### What is needed
Your answer should consist of each line below that includes the word "operation".

### Study material
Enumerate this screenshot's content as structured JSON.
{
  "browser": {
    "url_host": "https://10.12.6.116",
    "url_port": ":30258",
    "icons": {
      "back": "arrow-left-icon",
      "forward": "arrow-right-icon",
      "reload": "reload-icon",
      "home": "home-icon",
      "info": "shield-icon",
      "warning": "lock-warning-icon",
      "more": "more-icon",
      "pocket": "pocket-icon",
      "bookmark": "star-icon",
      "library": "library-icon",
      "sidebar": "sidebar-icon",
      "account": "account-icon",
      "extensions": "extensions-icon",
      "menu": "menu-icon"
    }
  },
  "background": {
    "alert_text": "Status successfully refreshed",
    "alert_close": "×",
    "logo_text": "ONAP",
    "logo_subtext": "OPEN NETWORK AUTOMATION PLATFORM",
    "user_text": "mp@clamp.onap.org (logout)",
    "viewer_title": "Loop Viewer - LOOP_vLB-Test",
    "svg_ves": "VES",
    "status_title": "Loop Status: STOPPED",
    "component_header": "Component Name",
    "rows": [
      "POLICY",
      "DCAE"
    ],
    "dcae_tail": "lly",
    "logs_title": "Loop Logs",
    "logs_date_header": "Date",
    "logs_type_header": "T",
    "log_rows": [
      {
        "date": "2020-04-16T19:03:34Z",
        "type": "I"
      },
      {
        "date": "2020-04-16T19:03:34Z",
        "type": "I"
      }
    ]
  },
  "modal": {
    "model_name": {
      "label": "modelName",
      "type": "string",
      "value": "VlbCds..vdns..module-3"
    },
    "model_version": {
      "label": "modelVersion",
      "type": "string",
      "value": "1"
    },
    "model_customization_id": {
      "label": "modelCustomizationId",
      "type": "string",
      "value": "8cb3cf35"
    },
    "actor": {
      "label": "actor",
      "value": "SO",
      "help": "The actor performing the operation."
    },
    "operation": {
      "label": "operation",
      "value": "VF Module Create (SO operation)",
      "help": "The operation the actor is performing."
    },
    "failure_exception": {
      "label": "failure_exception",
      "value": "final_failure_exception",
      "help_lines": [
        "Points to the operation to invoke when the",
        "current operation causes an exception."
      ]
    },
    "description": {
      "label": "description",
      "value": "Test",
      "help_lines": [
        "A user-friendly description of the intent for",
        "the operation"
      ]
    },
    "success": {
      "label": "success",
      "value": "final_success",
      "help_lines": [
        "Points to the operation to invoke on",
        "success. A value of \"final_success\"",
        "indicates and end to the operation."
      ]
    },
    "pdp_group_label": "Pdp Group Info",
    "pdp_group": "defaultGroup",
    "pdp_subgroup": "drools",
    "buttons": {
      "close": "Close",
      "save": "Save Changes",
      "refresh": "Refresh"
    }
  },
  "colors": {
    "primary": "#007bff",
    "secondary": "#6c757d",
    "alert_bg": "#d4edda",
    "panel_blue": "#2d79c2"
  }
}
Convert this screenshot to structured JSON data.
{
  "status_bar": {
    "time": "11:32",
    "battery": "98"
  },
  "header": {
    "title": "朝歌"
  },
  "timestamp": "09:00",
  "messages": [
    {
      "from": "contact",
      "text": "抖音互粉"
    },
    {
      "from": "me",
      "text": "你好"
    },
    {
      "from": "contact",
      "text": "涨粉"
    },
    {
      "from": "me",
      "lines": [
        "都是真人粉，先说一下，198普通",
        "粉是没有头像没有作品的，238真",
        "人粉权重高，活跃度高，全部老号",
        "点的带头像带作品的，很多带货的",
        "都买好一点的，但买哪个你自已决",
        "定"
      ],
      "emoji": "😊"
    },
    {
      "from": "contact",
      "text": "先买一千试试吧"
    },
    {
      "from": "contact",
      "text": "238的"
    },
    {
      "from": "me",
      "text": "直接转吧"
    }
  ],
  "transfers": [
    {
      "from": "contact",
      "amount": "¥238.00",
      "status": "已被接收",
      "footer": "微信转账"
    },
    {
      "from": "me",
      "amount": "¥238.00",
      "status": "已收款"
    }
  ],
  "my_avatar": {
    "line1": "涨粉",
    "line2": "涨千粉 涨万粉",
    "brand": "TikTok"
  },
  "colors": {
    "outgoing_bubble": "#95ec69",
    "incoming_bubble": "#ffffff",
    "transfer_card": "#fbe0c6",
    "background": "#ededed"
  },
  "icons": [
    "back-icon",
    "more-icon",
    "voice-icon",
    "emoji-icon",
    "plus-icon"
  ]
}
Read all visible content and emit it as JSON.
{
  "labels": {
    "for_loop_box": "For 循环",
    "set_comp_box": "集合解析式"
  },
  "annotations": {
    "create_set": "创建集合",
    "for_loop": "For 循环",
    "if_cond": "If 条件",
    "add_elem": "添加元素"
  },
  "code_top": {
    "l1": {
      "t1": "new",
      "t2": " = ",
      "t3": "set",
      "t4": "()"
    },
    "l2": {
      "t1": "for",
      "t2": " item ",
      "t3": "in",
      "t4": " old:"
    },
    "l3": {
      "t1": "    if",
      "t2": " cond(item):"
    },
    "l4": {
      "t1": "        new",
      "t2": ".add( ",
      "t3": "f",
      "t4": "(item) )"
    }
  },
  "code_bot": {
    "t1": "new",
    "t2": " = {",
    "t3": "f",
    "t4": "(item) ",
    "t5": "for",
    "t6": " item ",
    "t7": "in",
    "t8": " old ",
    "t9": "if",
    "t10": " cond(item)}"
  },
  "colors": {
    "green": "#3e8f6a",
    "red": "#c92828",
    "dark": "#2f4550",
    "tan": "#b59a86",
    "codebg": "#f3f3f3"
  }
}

### Response
      "help": "The actor performing the operation."
    "operation": {
      "label": "operation",
      "value": "VF Module Create (SO operation)",
      "help": "The operation the actor is performing."
        "Points to the operation to invoke when the",
        "current operation causes an exception."
        "the operation"
        "Points to the operation to invoke on",
        "indicates and end to the operation."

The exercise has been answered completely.